WORK TASK —
Search the listing for the string "smartphone" and copy every line that contains it.

------------------------

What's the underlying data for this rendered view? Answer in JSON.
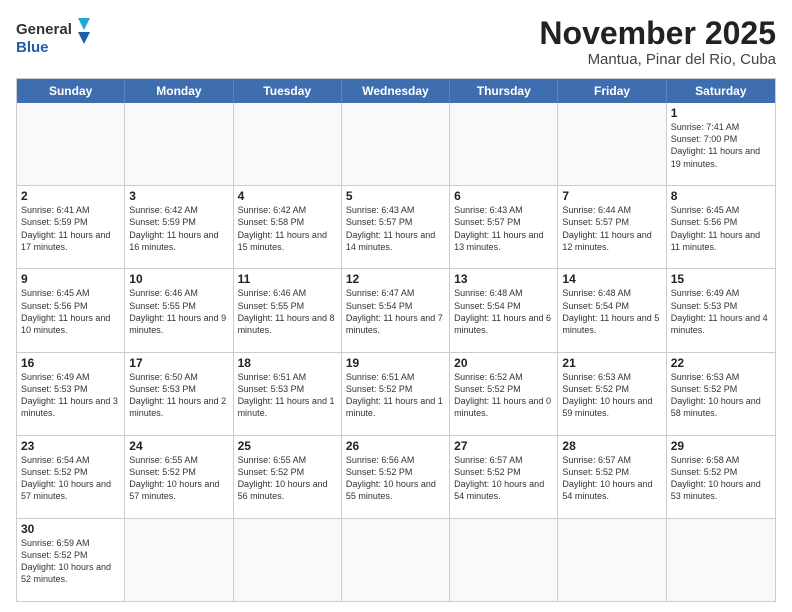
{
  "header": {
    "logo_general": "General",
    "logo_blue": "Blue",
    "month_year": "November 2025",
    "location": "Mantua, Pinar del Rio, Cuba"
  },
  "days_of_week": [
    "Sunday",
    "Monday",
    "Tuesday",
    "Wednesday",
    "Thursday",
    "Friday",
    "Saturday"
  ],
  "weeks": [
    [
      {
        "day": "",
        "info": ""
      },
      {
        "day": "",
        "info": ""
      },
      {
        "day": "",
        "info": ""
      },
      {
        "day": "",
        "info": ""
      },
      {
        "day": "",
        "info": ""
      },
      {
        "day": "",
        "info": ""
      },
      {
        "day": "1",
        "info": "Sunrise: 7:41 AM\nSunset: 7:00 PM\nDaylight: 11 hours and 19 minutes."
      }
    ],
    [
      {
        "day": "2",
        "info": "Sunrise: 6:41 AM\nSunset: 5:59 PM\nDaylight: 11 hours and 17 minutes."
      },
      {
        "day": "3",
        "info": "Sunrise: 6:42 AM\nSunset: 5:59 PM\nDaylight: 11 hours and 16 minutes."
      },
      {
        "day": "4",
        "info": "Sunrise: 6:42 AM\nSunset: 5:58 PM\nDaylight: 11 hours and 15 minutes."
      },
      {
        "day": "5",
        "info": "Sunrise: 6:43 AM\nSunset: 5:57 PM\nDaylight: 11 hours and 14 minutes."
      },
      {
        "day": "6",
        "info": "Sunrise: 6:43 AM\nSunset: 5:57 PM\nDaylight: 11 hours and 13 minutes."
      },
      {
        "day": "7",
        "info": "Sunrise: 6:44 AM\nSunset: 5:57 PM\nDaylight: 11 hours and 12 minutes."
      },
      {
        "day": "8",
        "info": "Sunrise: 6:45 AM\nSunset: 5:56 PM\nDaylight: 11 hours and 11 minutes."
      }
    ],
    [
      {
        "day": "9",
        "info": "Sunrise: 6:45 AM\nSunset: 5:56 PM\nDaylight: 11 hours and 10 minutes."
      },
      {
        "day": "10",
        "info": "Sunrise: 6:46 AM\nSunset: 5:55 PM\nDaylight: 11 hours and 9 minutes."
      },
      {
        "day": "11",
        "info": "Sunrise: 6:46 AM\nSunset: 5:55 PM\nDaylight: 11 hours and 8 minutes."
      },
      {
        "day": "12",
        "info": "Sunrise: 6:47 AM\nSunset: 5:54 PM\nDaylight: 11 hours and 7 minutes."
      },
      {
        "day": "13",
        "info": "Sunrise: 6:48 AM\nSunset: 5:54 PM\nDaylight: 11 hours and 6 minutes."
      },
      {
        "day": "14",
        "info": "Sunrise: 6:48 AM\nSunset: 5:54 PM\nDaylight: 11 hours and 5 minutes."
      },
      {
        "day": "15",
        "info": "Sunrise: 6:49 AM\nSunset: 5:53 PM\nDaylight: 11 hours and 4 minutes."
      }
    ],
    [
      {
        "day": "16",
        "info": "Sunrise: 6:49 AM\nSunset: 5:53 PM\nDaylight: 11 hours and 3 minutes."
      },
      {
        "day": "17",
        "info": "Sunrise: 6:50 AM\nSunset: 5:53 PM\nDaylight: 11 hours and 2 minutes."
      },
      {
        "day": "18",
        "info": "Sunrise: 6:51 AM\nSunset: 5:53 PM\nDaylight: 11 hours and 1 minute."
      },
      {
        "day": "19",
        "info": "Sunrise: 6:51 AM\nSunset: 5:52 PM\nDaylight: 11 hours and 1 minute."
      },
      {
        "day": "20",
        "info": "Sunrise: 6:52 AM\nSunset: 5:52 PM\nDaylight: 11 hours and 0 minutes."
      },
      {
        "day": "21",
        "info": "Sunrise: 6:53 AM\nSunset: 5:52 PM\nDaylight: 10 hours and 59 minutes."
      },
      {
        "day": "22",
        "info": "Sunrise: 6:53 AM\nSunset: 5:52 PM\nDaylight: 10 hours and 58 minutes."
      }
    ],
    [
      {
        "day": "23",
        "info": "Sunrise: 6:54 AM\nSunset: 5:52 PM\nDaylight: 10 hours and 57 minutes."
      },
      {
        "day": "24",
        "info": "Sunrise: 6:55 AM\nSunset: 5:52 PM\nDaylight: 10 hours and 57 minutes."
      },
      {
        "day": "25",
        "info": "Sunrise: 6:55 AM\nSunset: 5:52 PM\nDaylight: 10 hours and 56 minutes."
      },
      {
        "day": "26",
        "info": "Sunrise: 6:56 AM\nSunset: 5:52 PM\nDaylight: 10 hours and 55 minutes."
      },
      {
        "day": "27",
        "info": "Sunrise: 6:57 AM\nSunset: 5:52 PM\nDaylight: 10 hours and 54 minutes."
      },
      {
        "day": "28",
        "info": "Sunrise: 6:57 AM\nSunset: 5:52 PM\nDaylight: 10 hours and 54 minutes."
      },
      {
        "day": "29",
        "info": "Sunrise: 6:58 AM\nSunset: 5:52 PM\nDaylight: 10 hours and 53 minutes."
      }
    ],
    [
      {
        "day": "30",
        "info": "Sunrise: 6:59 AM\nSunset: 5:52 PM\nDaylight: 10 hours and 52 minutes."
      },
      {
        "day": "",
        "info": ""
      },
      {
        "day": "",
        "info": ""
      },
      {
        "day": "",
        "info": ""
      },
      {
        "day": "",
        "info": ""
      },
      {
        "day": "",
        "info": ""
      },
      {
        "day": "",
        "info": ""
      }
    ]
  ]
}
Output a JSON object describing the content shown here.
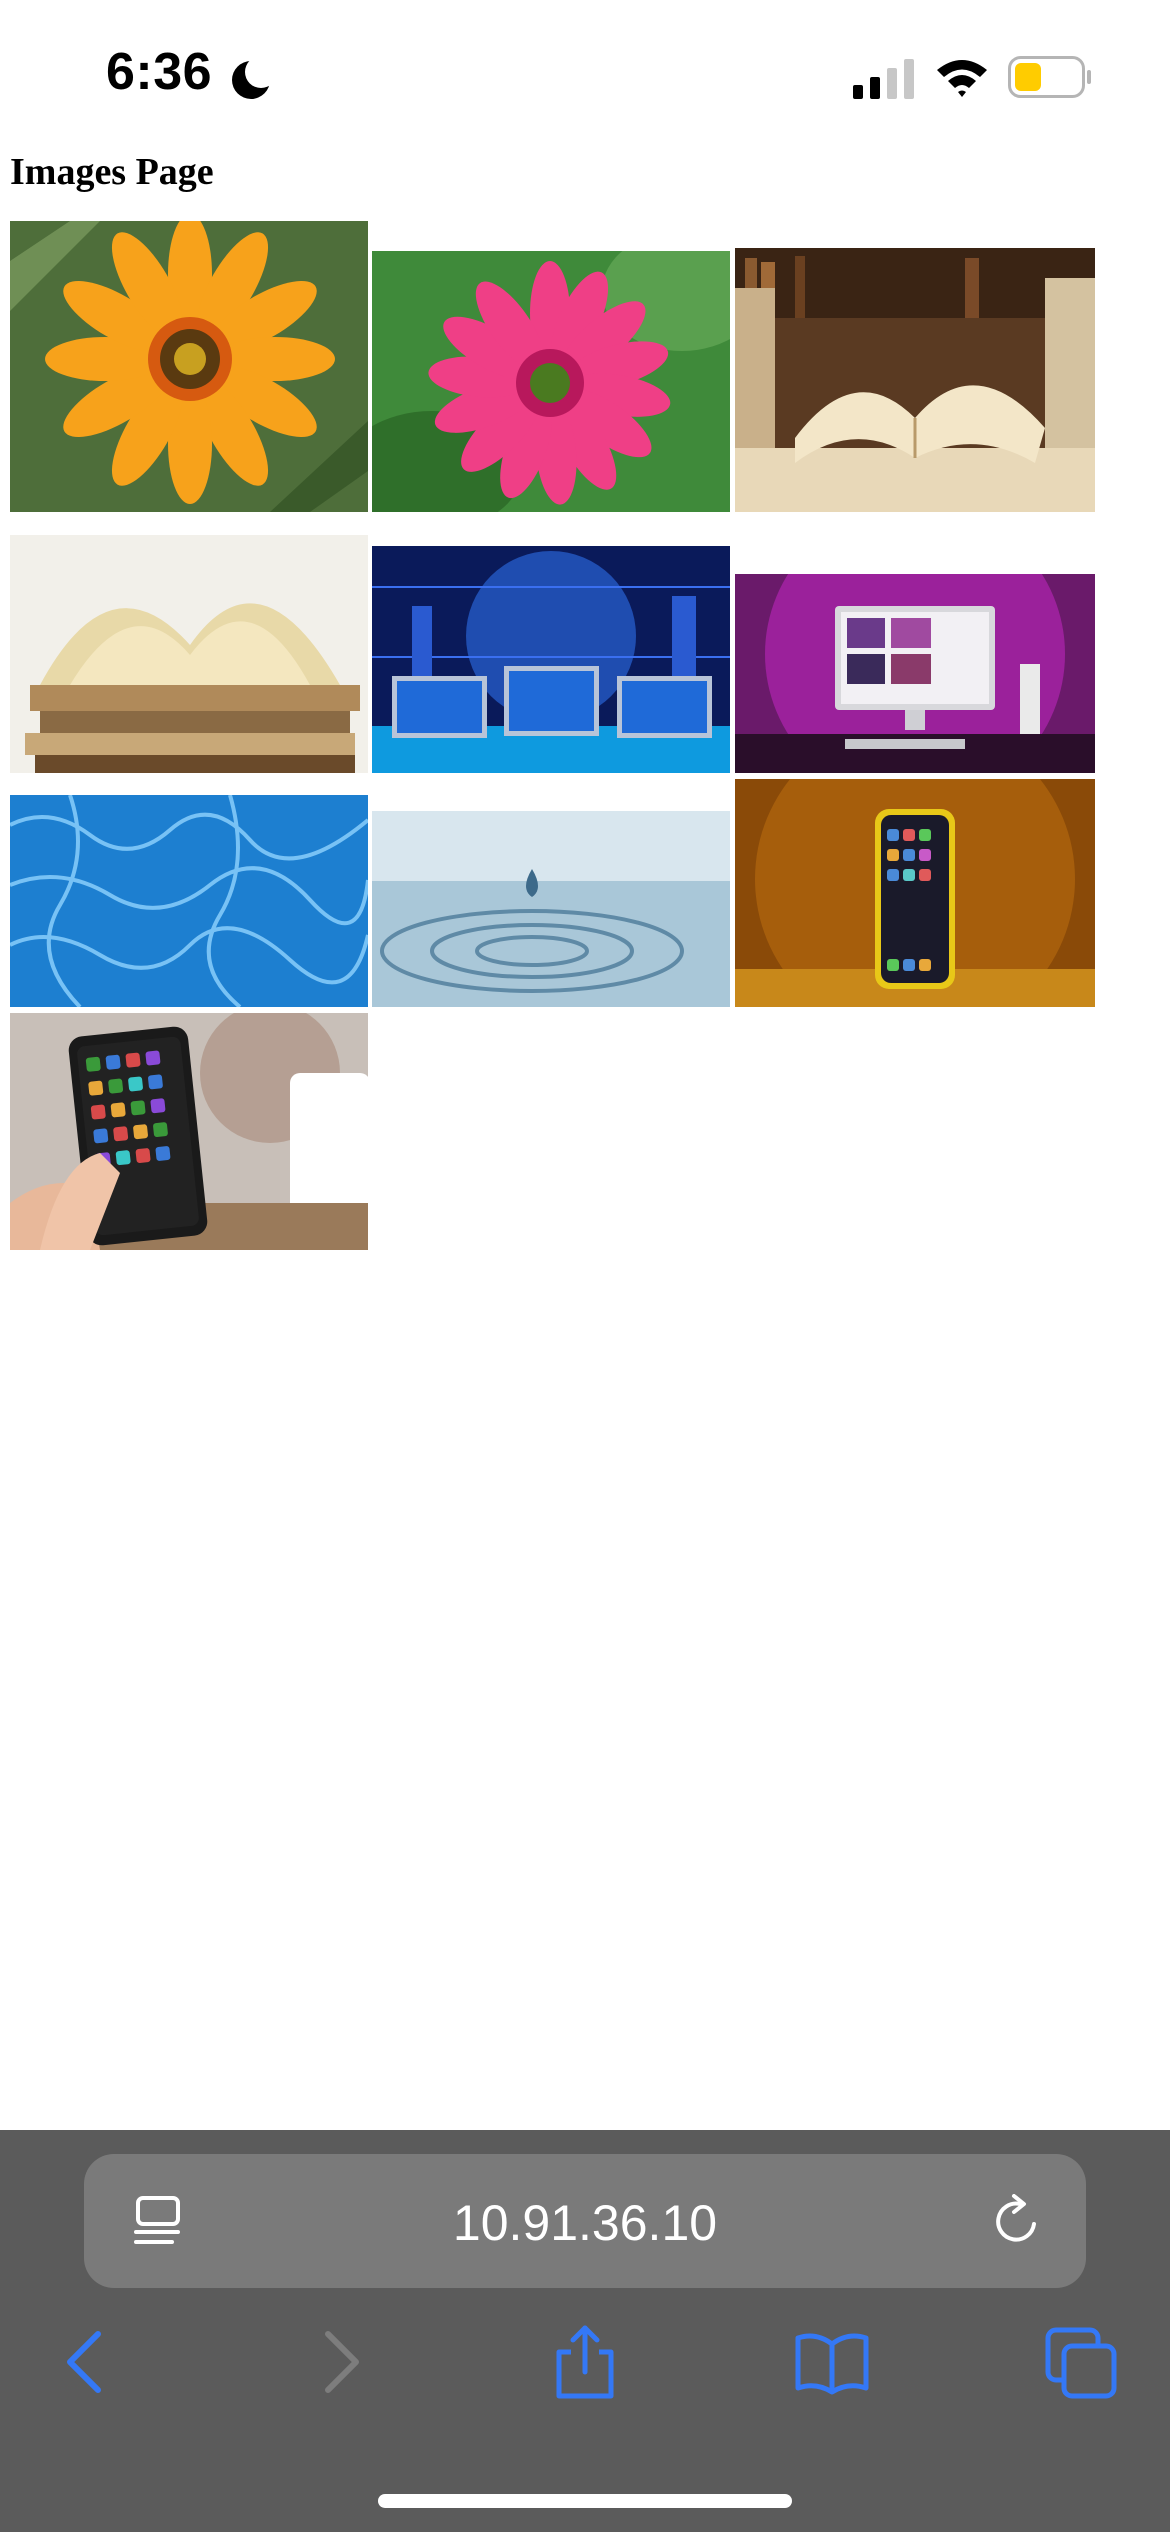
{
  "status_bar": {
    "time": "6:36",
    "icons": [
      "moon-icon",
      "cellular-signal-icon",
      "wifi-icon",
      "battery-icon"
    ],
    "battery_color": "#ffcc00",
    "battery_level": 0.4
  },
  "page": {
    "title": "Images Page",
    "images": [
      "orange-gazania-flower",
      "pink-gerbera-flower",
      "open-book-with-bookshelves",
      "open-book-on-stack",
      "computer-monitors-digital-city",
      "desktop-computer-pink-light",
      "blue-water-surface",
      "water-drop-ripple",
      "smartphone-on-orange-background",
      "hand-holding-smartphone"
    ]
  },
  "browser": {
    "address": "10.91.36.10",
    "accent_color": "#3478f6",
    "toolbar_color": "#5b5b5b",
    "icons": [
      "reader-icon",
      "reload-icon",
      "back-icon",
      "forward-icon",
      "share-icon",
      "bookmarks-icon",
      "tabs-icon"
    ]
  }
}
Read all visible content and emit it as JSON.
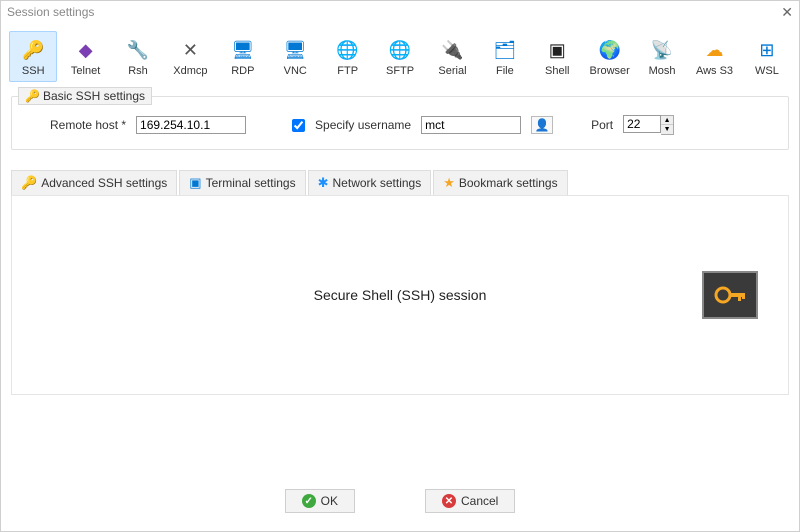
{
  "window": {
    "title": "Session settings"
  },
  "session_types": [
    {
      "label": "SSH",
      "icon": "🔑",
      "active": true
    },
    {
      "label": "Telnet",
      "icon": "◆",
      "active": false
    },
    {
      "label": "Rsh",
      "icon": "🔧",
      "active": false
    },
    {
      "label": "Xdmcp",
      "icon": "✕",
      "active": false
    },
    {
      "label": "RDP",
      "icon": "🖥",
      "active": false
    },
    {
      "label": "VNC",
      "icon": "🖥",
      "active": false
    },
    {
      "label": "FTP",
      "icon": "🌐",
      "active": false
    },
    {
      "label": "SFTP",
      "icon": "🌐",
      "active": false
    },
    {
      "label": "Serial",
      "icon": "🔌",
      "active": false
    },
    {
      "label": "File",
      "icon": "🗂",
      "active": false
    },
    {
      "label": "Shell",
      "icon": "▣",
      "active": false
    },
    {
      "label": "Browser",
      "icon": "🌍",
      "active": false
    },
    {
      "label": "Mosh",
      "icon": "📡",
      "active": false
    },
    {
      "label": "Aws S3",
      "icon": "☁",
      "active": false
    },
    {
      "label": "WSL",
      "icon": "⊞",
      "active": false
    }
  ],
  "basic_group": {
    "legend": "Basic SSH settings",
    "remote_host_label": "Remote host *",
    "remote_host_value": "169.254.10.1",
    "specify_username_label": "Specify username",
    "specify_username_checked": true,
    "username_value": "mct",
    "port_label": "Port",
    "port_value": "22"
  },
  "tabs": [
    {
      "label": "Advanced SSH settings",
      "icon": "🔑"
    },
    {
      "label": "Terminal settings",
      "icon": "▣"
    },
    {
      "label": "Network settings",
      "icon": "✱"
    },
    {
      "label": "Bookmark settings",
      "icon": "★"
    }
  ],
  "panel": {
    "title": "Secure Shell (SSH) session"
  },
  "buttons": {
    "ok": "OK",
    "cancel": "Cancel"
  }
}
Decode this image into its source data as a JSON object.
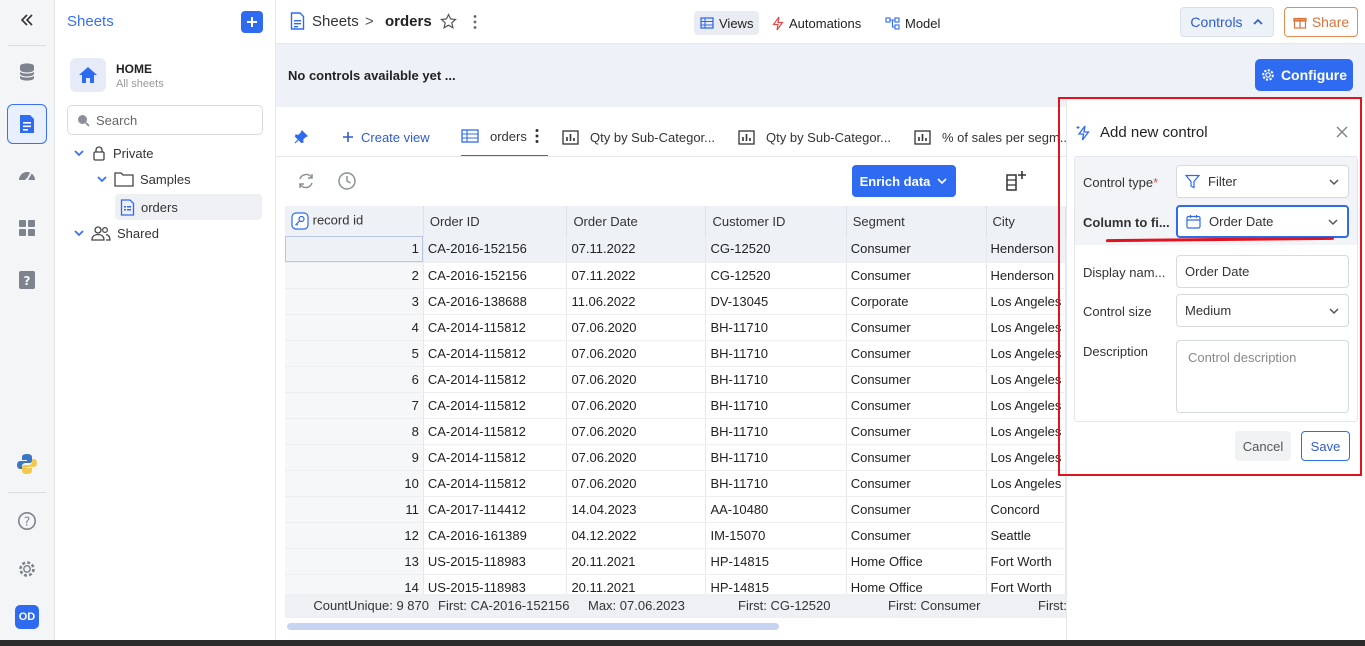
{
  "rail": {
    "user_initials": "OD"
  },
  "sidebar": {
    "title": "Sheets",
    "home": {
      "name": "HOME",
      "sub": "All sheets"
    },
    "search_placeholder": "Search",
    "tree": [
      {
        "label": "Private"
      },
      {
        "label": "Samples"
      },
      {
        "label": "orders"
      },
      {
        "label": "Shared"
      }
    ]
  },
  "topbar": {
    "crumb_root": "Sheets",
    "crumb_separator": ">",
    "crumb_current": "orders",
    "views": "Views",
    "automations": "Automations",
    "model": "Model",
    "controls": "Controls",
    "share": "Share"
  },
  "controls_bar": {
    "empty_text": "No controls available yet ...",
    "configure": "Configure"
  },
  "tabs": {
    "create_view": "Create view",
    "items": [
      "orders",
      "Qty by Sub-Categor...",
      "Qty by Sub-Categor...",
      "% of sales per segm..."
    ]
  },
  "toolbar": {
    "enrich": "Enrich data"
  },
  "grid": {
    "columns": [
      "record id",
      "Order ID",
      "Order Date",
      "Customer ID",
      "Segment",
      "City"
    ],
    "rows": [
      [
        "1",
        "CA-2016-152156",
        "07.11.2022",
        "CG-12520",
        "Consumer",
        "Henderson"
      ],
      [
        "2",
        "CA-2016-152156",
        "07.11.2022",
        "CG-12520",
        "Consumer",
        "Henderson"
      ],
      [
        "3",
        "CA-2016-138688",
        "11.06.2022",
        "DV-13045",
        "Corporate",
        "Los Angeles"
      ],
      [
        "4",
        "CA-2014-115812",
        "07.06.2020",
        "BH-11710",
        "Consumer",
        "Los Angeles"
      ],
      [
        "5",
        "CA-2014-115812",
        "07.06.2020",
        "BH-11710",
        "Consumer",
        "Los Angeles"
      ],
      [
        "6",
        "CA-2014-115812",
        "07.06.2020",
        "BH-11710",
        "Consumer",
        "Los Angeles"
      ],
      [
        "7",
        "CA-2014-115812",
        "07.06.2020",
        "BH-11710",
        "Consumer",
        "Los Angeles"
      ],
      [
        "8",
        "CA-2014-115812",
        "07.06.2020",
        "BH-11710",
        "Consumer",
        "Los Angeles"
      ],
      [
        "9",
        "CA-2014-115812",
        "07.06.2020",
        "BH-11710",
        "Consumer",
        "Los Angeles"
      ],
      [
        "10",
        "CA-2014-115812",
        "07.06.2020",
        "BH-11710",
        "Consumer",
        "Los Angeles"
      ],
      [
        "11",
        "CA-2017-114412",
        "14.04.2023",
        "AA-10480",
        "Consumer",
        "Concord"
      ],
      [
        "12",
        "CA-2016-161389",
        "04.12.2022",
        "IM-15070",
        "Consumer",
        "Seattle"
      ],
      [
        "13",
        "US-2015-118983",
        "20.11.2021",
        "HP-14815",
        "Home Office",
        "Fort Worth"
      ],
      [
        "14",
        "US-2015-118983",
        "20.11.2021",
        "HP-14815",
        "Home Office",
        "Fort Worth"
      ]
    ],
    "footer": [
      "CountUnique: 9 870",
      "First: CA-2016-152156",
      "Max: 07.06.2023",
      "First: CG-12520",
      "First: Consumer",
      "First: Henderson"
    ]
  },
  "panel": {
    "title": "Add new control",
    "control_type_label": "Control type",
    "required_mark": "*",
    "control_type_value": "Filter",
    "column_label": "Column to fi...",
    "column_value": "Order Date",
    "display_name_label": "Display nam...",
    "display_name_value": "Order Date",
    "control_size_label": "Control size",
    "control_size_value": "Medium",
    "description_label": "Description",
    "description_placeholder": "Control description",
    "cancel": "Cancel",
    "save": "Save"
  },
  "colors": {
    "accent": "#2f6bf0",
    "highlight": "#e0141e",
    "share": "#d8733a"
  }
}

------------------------

TASK OUTPUT —
      "smartphone-on-orange-background",
      "hand-holding-smartphone"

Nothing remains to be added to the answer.